Exercise description → Out of the data below, copy every line with the string "icon".

▶

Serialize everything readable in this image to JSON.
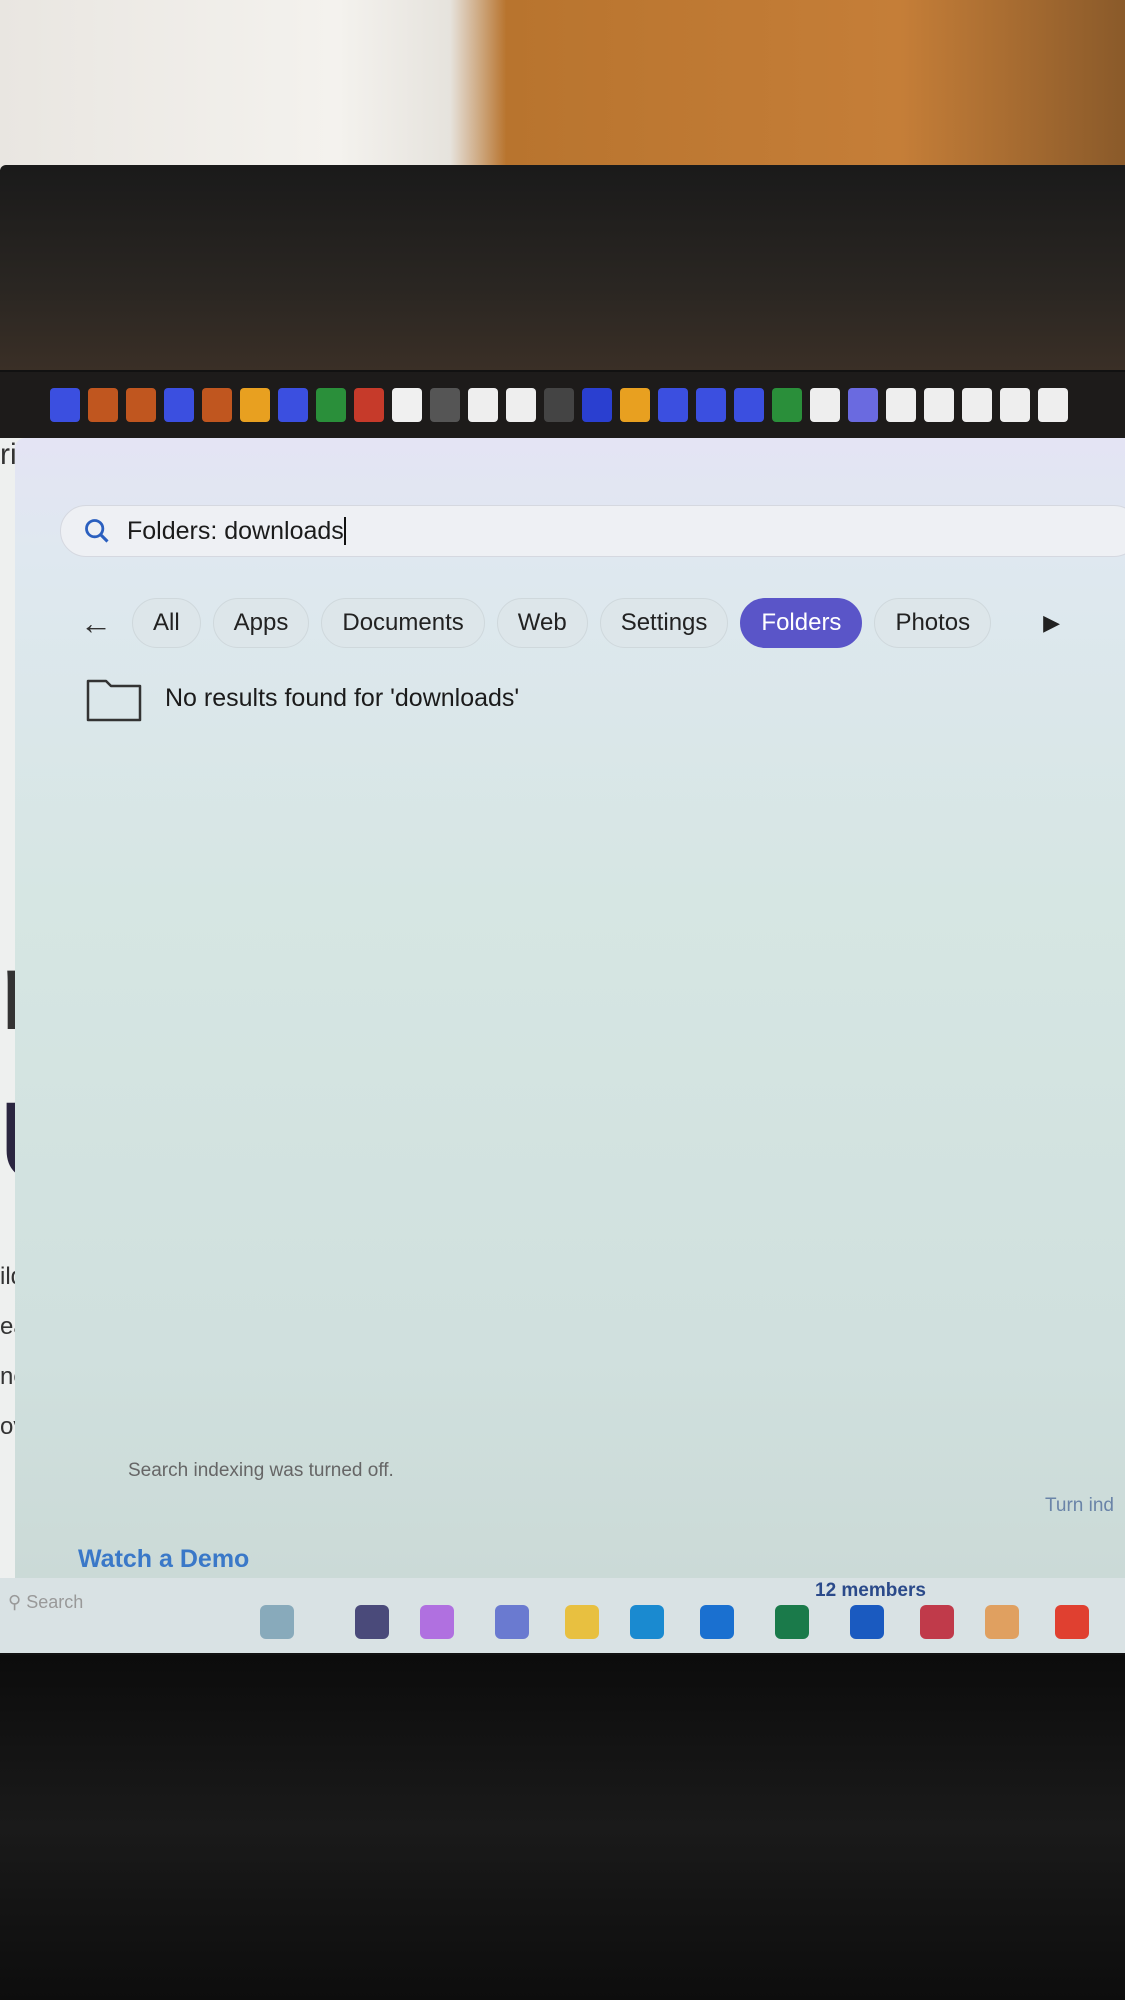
{
  "search": {
    "query": "Folders: downloads"
  },
  "filters": [
    {
      "label": "All",
      "active": false
    },
    {
      "label": "Apps",
      "active": false
    },
    {
      "label": "Documents",
      "active": false
    },
    {
      "label": "Web",
      "active": false
    },
    {
      "label": "Settings",
      "active": false
    },
    {
      "label": "Folders",
      "active": true
    },
    {
      "label": "Photos",
      "active": false
    }
  ],
  "result": {
    "message": "No results found for 'downloads'"
  },
  "footer": {
    "indexing_status": "Search indexing was turned off.",
    "turn_on_link": "Turn ind"
  },
  "background_page": {
    "fragments": [
      "ri",
      "r",
      "U",
      "ild c",
      "eal-t",
      "need",
      "oves"
    ],
    "watch_demo": "Watch a Demo",
    "members": "12 members"
  },
  "taskbar": {
    "search_placeholder": "Search"
  },
  "colors": {
    "accent": "#5a55c8"
  }
}
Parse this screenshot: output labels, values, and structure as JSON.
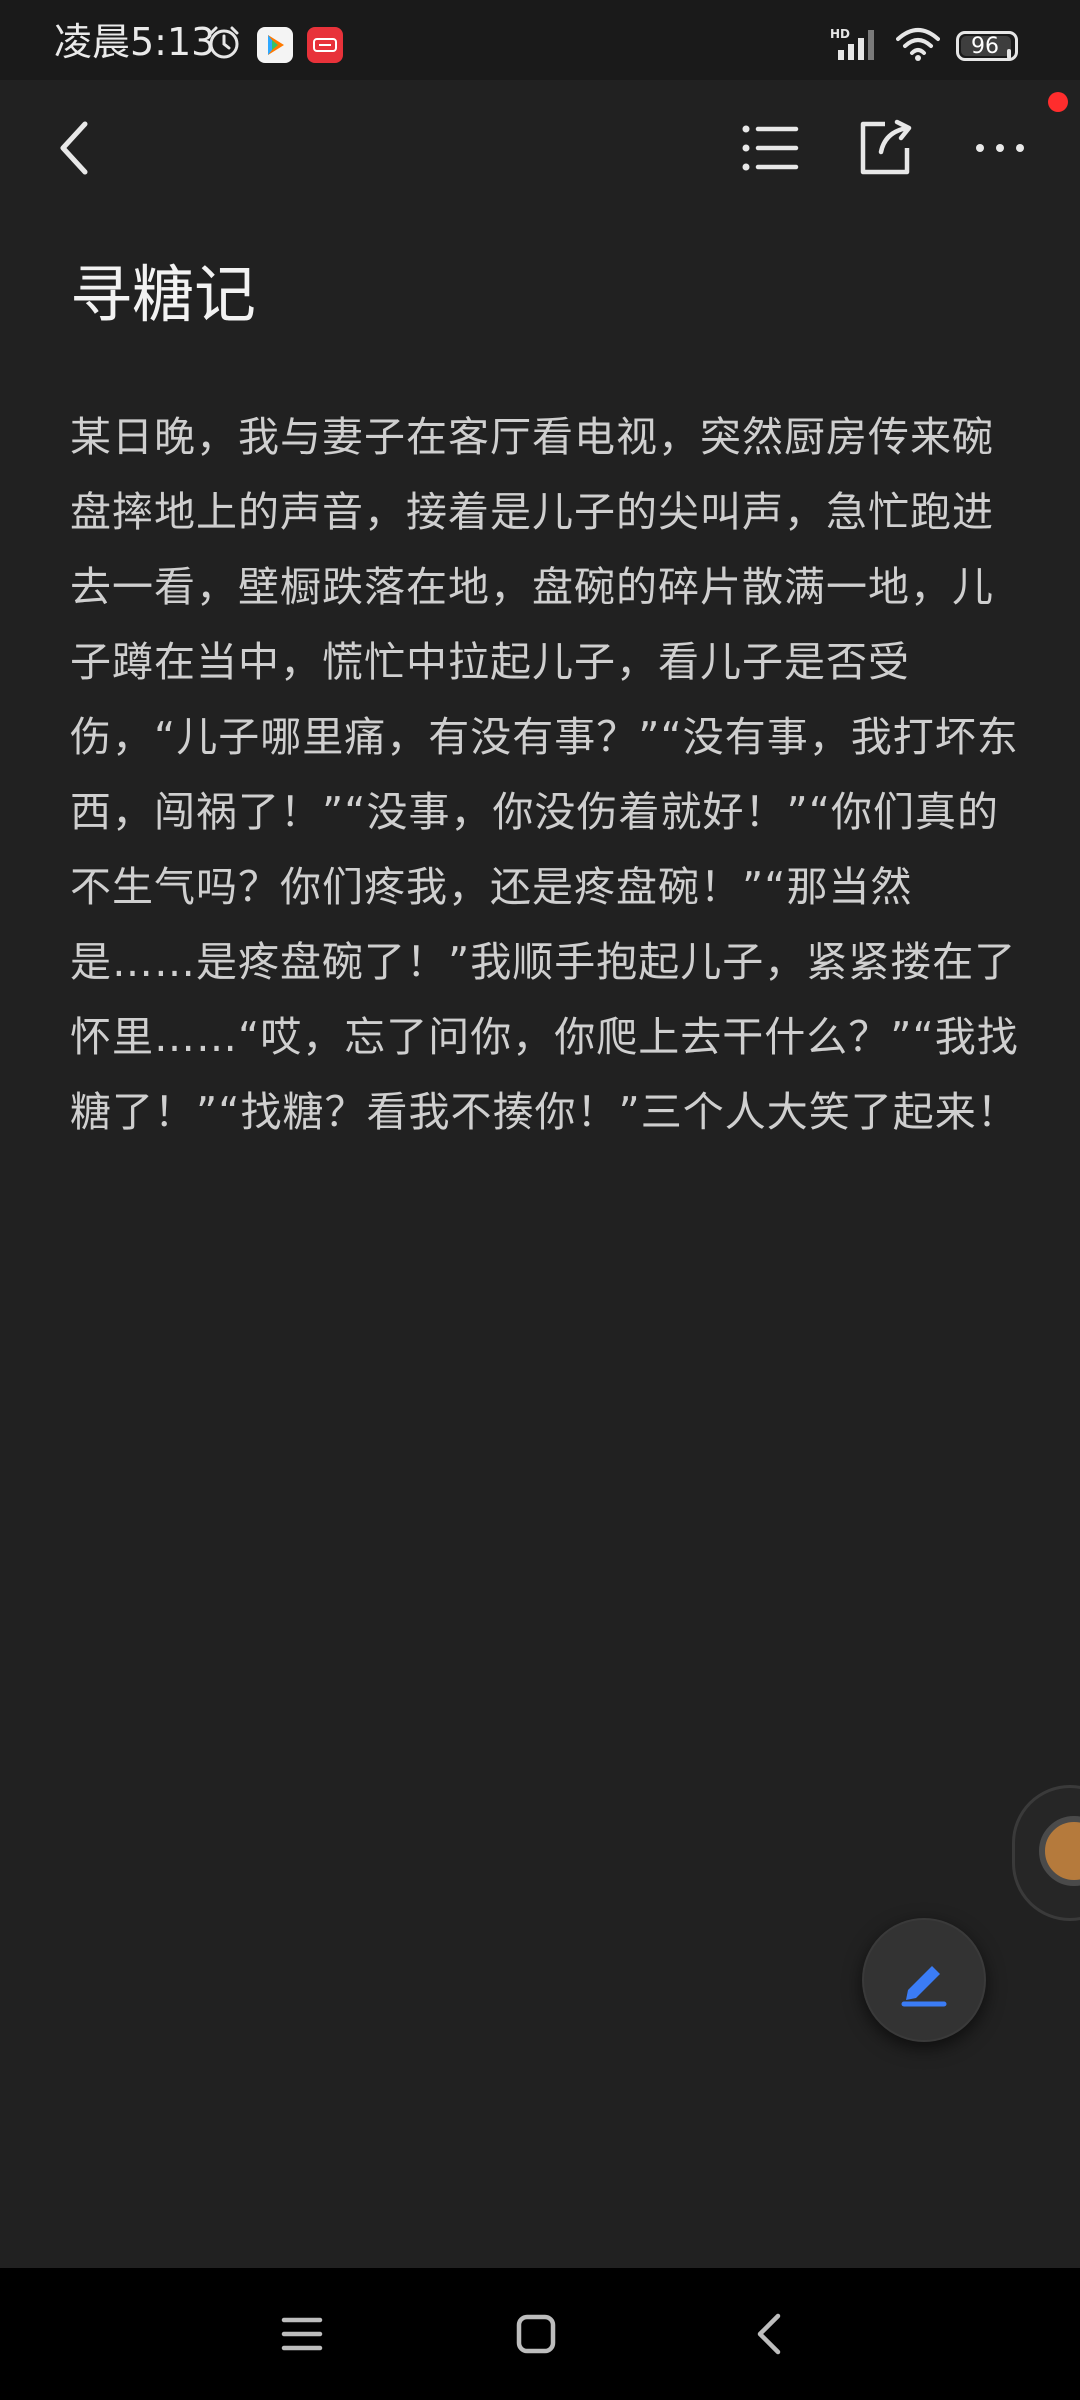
{
  "status_bar": {
    "time": "凌晨5:13",
    "battery": "96",
    "battery_fraction": 0.96,
    "notification_apps": [
      "腾讯视频",
      "看点"
    ],
    "network_label": "HD"
  },
  "toolbar": {
    "back_icon": "chevron-left-icon",
    "outline_icon": "list-icon",
    "share_icon": "share-icon",
    "more_icon": "more-icon",
    "notification_dot_color": "#ff2d2d"
  },
  "note": {
    "title": "寻糖记",
    "body": "某日晚，我与妻子在客厅看电视，突然厨房传来碗盘摔地上的声音，接着是儿子的尖叫声，急忙跑进去一看，壁橱跌落在地，盘碗的碎片散满一地，儿子蹲在当中，慌忙中拉起儿子，看儿子是否受伤，“儿子哪里痛，有没有事？”“没有事，我打坏东西，闯祸了！”“没事，你没伤着就好！”“你们真的不生气吗？你们疼我，还是疼盘碗！”“那当然是……是疼盘碗了！”我顺手抱起儿子，紧紧搂在了怀里……“哎，忘了问你，你爬上去干什么？”“我找糖了！”“找糖？看我不揍你！”三个人大笑了起来！"
  },
  "fab": {
    "icon": "edit-pen-icon",
    "accent": "#3b7cf5"
  },
  "nav_bar": {
    "menu_icon": "menu-icon",
    "home_icon": "home-icon",
    "back_icon": "back-icon"
  }
}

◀

Exercise result →
    "back_icon": "chevron-left-icon",
    "outline_icon": "list-icon",
    "share_icon": "share-icon",
    "more_icon": "more-icon",
    "icon": "edit-pen-icon",
    "menu_icon": "menu-icon",
    "home_icon": "home-icon",
    "back_icon": "back-icon"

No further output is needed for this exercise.